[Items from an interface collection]
§

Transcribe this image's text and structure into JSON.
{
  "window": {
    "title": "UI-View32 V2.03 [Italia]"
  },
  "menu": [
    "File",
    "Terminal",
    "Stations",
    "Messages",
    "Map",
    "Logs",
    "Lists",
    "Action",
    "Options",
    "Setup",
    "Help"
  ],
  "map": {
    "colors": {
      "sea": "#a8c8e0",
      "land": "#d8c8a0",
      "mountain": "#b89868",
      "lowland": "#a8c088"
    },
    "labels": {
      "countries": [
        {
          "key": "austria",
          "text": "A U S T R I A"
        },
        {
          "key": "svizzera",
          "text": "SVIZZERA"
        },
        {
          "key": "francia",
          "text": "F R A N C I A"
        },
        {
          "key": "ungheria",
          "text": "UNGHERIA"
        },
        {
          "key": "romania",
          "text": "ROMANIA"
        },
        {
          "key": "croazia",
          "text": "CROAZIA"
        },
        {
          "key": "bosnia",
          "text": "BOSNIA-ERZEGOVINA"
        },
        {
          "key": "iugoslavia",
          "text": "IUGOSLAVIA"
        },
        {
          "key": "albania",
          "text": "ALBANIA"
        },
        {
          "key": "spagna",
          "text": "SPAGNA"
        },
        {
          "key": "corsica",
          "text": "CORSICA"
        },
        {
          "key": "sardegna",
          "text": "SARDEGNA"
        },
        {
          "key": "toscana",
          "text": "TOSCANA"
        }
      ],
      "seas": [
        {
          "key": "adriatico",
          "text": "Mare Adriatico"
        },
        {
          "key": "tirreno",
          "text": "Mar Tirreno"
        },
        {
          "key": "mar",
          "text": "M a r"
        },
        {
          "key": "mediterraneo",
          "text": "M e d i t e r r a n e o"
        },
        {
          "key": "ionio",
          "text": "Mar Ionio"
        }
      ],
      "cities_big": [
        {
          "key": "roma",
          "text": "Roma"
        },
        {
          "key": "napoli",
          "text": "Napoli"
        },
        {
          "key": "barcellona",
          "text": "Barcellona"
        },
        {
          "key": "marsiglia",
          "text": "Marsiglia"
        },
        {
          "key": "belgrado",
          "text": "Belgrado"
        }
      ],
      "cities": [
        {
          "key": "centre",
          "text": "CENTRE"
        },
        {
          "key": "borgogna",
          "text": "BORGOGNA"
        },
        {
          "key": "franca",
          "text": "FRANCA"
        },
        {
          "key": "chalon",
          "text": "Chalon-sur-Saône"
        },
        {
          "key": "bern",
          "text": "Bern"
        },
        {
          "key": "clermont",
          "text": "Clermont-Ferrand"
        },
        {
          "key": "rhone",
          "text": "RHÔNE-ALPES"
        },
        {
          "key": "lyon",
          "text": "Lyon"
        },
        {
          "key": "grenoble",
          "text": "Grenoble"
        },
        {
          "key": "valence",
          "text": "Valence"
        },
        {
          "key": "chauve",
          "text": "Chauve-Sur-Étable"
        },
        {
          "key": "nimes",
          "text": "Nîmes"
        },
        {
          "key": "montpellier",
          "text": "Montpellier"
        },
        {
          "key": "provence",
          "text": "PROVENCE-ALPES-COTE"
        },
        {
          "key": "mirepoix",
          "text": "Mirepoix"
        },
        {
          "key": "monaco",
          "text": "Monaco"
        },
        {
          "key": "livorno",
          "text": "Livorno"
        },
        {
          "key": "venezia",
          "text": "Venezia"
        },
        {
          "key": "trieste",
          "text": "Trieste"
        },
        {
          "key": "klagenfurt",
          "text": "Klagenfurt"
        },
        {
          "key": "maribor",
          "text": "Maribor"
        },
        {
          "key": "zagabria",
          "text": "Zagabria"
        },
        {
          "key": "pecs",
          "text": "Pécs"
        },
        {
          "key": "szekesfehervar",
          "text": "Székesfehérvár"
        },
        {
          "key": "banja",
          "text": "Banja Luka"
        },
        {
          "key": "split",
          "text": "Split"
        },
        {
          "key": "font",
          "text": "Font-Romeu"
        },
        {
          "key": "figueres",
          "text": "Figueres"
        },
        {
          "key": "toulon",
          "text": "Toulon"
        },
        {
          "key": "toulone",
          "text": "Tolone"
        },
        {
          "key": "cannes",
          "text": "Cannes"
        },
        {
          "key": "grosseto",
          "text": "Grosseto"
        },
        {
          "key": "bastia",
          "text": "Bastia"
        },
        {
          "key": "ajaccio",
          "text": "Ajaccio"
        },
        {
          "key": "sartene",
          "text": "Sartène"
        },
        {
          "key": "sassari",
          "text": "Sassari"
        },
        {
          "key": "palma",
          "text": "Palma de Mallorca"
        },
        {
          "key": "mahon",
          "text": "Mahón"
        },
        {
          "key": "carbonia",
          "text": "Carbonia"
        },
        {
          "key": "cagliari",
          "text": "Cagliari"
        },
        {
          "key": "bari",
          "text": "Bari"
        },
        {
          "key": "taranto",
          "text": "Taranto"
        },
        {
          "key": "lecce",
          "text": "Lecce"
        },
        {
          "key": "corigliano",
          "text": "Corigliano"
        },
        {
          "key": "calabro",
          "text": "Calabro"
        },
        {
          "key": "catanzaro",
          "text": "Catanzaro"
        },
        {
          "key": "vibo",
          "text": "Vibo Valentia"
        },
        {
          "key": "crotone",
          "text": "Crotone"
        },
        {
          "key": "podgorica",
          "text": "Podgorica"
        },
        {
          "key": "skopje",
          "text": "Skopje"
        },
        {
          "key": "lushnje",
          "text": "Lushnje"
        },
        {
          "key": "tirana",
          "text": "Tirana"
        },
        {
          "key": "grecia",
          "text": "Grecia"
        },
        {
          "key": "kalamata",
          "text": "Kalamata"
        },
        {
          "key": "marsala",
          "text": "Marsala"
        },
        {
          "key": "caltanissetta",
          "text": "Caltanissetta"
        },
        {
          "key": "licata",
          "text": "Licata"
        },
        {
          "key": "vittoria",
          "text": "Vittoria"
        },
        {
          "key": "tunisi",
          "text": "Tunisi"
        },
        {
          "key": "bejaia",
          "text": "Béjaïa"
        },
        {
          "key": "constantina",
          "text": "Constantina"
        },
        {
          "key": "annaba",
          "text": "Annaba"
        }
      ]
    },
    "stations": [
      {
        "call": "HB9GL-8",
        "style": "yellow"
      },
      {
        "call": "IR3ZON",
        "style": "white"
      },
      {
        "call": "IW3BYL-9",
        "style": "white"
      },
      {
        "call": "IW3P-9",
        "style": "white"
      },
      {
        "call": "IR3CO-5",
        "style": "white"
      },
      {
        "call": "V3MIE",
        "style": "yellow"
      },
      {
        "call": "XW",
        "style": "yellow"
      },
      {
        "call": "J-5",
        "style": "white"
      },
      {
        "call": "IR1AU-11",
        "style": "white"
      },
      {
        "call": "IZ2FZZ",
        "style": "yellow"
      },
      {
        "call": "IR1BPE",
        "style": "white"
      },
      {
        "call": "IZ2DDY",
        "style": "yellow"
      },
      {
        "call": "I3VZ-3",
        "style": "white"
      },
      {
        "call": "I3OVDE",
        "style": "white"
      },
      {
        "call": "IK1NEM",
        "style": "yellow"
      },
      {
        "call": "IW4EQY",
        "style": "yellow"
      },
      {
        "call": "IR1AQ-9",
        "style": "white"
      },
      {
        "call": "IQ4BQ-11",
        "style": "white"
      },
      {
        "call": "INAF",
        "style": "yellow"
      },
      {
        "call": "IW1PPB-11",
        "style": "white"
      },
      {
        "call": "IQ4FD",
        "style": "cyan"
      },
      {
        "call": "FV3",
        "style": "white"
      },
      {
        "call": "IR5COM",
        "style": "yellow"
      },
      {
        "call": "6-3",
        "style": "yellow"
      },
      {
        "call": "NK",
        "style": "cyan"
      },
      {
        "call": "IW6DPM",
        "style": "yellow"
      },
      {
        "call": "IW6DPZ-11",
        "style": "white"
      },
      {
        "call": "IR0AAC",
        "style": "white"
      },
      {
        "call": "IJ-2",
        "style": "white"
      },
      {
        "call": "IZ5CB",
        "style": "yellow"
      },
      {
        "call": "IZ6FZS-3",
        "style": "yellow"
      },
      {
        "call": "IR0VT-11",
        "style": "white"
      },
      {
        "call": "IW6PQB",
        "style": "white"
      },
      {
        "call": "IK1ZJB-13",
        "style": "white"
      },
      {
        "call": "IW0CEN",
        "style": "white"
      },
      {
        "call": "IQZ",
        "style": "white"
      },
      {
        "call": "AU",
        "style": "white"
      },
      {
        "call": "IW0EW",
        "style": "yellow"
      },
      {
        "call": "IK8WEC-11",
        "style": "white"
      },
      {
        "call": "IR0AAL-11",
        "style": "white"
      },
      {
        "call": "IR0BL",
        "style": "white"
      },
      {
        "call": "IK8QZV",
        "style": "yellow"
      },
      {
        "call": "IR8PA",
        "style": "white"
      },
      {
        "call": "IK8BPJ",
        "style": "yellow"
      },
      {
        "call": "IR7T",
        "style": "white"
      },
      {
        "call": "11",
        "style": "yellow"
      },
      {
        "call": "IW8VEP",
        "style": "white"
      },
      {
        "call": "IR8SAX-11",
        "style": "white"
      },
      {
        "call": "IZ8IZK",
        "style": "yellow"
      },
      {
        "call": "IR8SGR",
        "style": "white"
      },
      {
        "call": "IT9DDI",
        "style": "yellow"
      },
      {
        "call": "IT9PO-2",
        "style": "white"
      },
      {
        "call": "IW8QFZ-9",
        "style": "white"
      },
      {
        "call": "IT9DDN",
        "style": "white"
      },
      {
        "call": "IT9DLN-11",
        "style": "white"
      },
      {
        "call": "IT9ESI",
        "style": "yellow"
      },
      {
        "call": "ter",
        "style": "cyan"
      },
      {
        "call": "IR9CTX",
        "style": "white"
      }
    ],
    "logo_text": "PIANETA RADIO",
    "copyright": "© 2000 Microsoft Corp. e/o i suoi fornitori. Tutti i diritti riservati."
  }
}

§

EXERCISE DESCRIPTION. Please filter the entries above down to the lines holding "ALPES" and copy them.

SOLUTION FOR THIS PROBLEM.
          "text": "RHÔNE-ALPES"
          "text": "PROVENCE-ALPES-COTE"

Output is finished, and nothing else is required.